Articles By merit

Of Merit and Supreme Court: A Tale of Imagined Superiority and Artificial Thresholds

In his thought-provoking work, the Tyranny of Merit, Michael Sandel raises a fundamental question—would a perfect meritocracy be just? Sandel answers in the negative based on the following reasoning—the meritocratic ideal does not remedy inequality rather justifies it. But inequality, even of the type that results because of merit, is not justified for it “ignores the moral arbitrariness of talent and inflates the moral significance of effort.” Though Sandel has challenged the utility of merit powerfully, he is not the first one to do so. The utility of merit as an ideal in achieving an equal society has been questioned since much earlier. Interestingly however in the Indian constitutional jurisprudence on reservation, merit has been consistently invoked and treated as an inviolate ideal. The Supreme Court has rarely, if ever, questioned the idea of merit itself and its utility for the Indian society. Even the Court’s most transformative pronouncements on reservation have remained limited to either broadening the rigid understanding of merit or remedying social and institutional inequality by enhancing the scope of doctrine of equality of opportunity so that meritocratic ideal may be truly achieved. However, this approach of the Court has ensured that importance of the idea of merit remains intact. The article argues that the emphasis of the Supreme Court on merit is responsible for the situation where reservation is evaluated through a meritocratic lens leading to a dilution of the empowering nature of reservation.

Degrading the Delight of Degree Education

The merit-based undergraduate admissions in the University of Delhi got mired in controversies in the name of region and ideology to the extent of terming it as “marks jihad.” After the first cut-off list of DU undergraduate admission 2021, many students with a perfect score of 100% got admitted, predominantly belonging to the Kerala board, thus provoking nepharious remarks of “marks jihad.” The bottom-line argument was that admission in DU, a central university, should be merit-based and accesible to all. The National Education Policy has to suggest ways to accommodate a larger number of students to ensure quality undergraduate education. As a national university, DU needs to facilitate distinctive plurality by adopting more inclusive admission policies and making its teaching–learning more global.

The Impossibility of ‘Dalit Studies’

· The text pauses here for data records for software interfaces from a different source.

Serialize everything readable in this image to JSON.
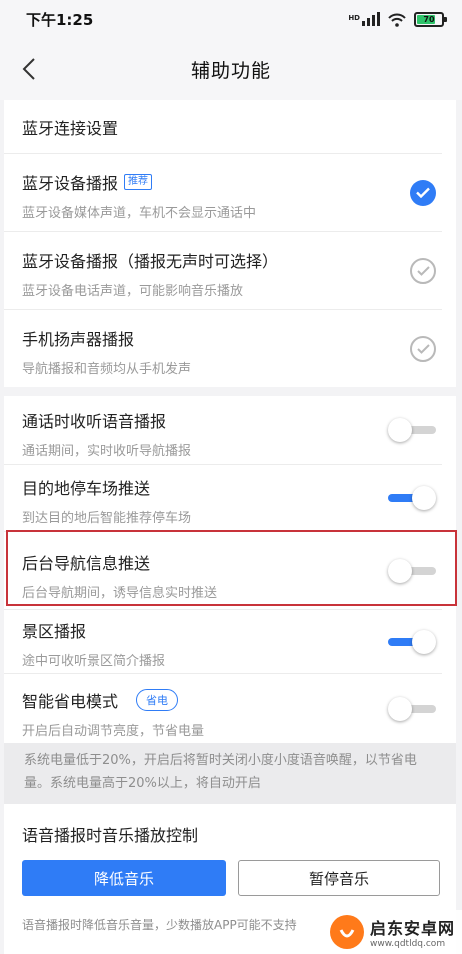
{
  "status_bar": {
    "time": "下午1:25",
    "network": "HD",
    "battery": "70"
  },
  "nav": {
    "title": "辅助功能"
  },
  "bluetooth": {
    "header": "蓝牙连接设置",
    "options": [
      {
        "title": "蓝牙设备播报",
        "tag": "推荐",
        "subtitle": "蓝牙设备媒体声道，车机不会显示通话中",
        "selected": true
      },
      {
        "title": "蓝牙设备播报（播报无声时可选择）",
        "subtitle": "蓝牙设备电话声道，可能影响音乐播放",
        "selected": false
      },
      {
        "title": "手机扬声器播报",
        "subtitle": "导航播报和音频均从手机发声",
        "selected": false
      }
    ]
  },
  "settings": {
    "items": [
      {
        "title": "通话时收听语音播报",
        "subtitle": "通话期间，实时收听导航播报",
        "on": false
      },
      {
        "title": "目的地停车场推送",
        "subtitle": "到达目的地后智能推荐停车场",
        "on": true
      },
      {
        "title": "后台导航信息推送",
        "subtitle": "后台导航期间，诱导信息实时推送",
        "on": false
      },
      {
        "title": "景区播报",
        "subtitle": "途中可收听景区简介播报",
        "on": true
      },
      {
        "title": "智能省电模式",
        "tag": "省电",
        "subtitle": "开启后自动调节亮度，节省电量",
        "on": false
      }
    ],
    "note": "系统电量低于20%，开启后将暂时关闭小度小度语音唤醒，以节省电量。系统电量高于20%以上，将自动开启"
  },
  "music_control": {
    "title": "语音播报时音乐播放控制",
    "lower_label": "降低音乐",
    "pause_label": "暂停音乐",
    "description": "语音播报时降低音乐音量，少数播放APP可能不支持"
  },
  "watermark": {
    "name": "启东安卓网",
    "url": "www.qdtldq.com"
  },
  "colors": {
    "accent": "#2f7cf6",
    "highlight": "#c8333a"
  }
}
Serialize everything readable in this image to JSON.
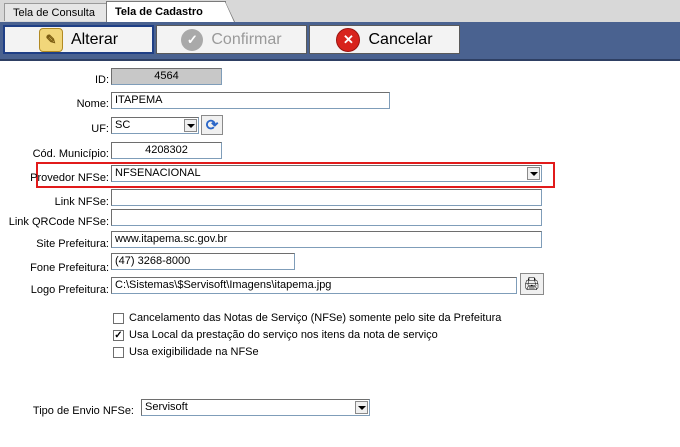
{
  "tabs": {
    "consulta": "Tela de Consulta",
    "cadastro": "Tela de Cadastro"
  },
  "toolbar": {
    "alterar": "Alterar",
    "confirmar": "Confirmar",
    "cancelar": "Cancelar"
  },
  "form": {
    "id": {
      "label": "ID:",
      "value": "4564"
    },
    "nome": {
      "label": "Nome:",
      "value": "ITAPEMA"
    },
    "uf": {
      "label": "UF:",
      "value": "SC"
    },
    "cod_municipio": {
      "label": "Cód. Município:",
      "value": "4208302"
    },
    "provedor_nfse": {
      "label": "Provedor NFSe:",
      "value": "NFSENACIONAL"
    },
    "link_nfse": {
      "label": "Link NFSe:",
      "value": ""
    },
    "link_qrcode": {
      "label": "Link QRCode NFSe:",
      "value": ""
    },
    "site_prefeitura": {
      "label": "Site Prefeitura:",
      "value": "www.itapema.sc.gov.br"
    },
    "fone_prefeitura": {
      "label": "Fone Prefeitura:",
      "value": "(47) 3268-8000"
    },
    "logo_prefeitura": {
      "label": "Logo Prefeitura:",
      "value": "C:\\Sistemas\\$Servisoft\\Imagens\\itapema.jpg"
    },
    "tipo_envio": {
      "label": "Tipo de Envio NFSe:",
      "value": "Servisoft"
    }
  },
  "options": [
    {
      "label": "Cancelamento das Notas de Serviço (NFSe) somente pelo site da Prefeitura",
      "checked": false
    },
    {
      "label": "Usa Local da prestação do serviço nos itens da nota de serviço",
      "checked": true
    },
    {
      "label": "Usa exigibilidade na NFSe",
      "checked": false
    }
  ],
  "icons": {
    "alterar": "pencil-icon",
    "confirmar": "check-icon",
    "cancelar": "cancel-icon",
    "refresh": "refresh-icon",
    "logo": "printer-icon"
  },
  "colors": {
    "toolbar": "#4a6290",
    "highlight": "#e11b1b",
    "cancel": "#d8231c"
  }
}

The meaning and implications of the presence of “Dalit studies” in the pedagogical content of higher education in India need to be analysed. “Dalit studies” seeks to intervene into such a space of pedagogical practices and institutional policies in higher education which may have grudgingly accepted the physical presence of the Dalit through affirmative action, but which has nonetheless historically overlooked the thought of the Dalit.